Last semester, I wrote a paper on the commodification of grunge subculture. Basically, I argued that the true elements and ideologies of grunge subculture were over looked and the focus was on making money. Well, today it was cemented for me.
I was browsing my Twitter feed and saw that Billboard tweeted an article that talked about how someone created a shirt with Kurt Cobain’s suicide note printed on it. I had a variety of responses to this. The first was one of complete disgust at the thought of someone thinking that it was appropriate to put someone’s suicide note on a shirt. Something like that is so personal and heartbreaking and to even think that making light of that is completely disrespectful.
But at the same time, I think it demonstrates a few of the challenges that our generation faces. We so desire to have heroes and idols that we’re willing to look up to people without an understanding of who they really were. We create idealized ideas of what these people represent but most chose to focus on this idealization as opposed to who the person really is. Kurt Cobain was a brilliant songwriter and he wrote music that impacted and shaped a generation. However, he was also a very broken man who struggled with addiction and substance abuse for many years. He struggled to raise his family — even to the point of feeling as if the only way out was to end his life. Yet his face is plastered on shirts sold at young adult clothing stores and his quotes are created into typography photos that are shared by young teenagers on their Tumblr pages in an attempt to show the world that their deep.
But I guess at the heart of this issue is what I’ve been learning about in my publishing class. We talk about the public presentation of the self which can in many ways dictate how we want to be perceived. In this case the desire to be perceived a certain way online dictates why young people use Kurt’s image, words and lyrics. Yet the challenge comes in identifying with something that you have no knowledge about. Before you identify with something, it’s important to understand what you’re identifying with and why.
In the planning for the now classic Nirvana performance, MTV Unplugged Kurt said that he wanted to be remembered as a songwriter. That’s why he chose to arrange the songs the way that he did. It would seem that he has done that because his lyrics and words have been memorialized by many. However, memorializing the darkest and lowest point of his life is not the best way of creating a legacy.
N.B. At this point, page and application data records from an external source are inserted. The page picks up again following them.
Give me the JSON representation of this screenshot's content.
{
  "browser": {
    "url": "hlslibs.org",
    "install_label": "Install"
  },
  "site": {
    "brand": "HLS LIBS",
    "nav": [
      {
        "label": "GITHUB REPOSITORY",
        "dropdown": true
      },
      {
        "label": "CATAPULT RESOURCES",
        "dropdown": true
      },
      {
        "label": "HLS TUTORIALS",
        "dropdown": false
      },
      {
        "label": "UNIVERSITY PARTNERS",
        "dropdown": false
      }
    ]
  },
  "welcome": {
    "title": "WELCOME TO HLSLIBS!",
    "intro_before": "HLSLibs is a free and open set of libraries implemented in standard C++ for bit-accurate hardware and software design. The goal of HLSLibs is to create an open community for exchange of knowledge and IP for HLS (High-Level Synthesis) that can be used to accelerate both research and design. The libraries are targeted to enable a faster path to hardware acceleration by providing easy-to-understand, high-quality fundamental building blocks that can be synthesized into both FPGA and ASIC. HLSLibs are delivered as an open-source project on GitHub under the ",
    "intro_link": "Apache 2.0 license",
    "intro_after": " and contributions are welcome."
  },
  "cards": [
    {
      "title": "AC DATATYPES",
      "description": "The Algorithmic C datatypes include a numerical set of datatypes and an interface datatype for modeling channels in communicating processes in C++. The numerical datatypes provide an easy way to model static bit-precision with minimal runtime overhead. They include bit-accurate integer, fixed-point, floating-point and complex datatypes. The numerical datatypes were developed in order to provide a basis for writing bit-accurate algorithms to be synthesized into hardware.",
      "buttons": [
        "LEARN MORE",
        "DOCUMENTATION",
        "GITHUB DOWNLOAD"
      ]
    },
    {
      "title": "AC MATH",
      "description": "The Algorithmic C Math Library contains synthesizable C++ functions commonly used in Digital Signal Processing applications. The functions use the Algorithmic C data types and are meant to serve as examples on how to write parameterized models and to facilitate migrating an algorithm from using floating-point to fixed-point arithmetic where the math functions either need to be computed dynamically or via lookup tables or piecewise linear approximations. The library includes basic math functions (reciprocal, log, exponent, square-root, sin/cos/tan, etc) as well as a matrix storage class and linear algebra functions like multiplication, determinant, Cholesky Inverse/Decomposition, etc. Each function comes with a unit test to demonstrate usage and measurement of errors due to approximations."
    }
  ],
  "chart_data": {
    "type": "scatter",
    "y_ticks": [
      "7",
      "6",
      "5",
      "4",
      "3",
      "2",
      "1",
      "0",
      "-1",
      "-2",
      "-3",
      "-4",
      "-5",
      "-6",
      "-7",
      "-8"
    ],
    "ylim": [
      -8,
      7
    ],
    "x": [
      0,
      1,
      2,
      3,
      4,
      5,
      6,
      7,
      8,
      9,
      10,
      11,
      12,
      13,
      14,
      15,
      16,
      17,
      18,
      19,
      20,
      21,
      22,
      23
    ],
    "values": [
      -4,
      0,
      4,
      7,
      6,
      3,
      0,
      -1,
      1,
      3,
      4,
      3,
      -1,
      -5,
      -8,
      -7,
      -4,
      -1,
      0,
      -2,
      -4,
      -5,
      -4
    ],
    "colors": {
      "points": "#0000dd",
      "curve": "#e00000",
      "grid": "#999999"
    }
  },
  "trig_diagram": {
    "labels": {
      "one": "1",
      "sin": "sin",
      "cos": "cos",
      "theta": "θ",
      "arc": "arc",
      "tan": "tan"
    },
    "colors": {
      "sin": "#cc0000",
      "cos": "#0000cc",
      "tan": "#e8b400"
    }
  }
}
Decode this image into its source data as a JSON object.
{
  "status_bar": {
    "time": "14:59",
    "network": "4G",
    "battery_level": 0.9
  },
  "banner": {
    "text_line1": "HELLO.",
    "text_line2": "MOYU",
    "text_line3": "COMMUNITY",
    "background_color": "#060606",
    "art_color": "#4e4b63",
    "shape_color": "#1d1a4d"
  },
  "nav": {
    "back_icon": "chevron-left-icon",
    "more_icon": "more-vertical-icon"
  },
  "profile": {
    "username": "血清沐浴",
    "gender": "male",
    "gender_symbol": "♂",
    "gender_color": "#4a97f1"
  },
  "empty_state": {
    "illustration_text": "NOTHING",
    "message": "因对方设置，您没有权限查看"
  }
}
If you wanted to take a look at the Billboard article, I’ve linked it here.
Until next time.
Peace & Harmonies,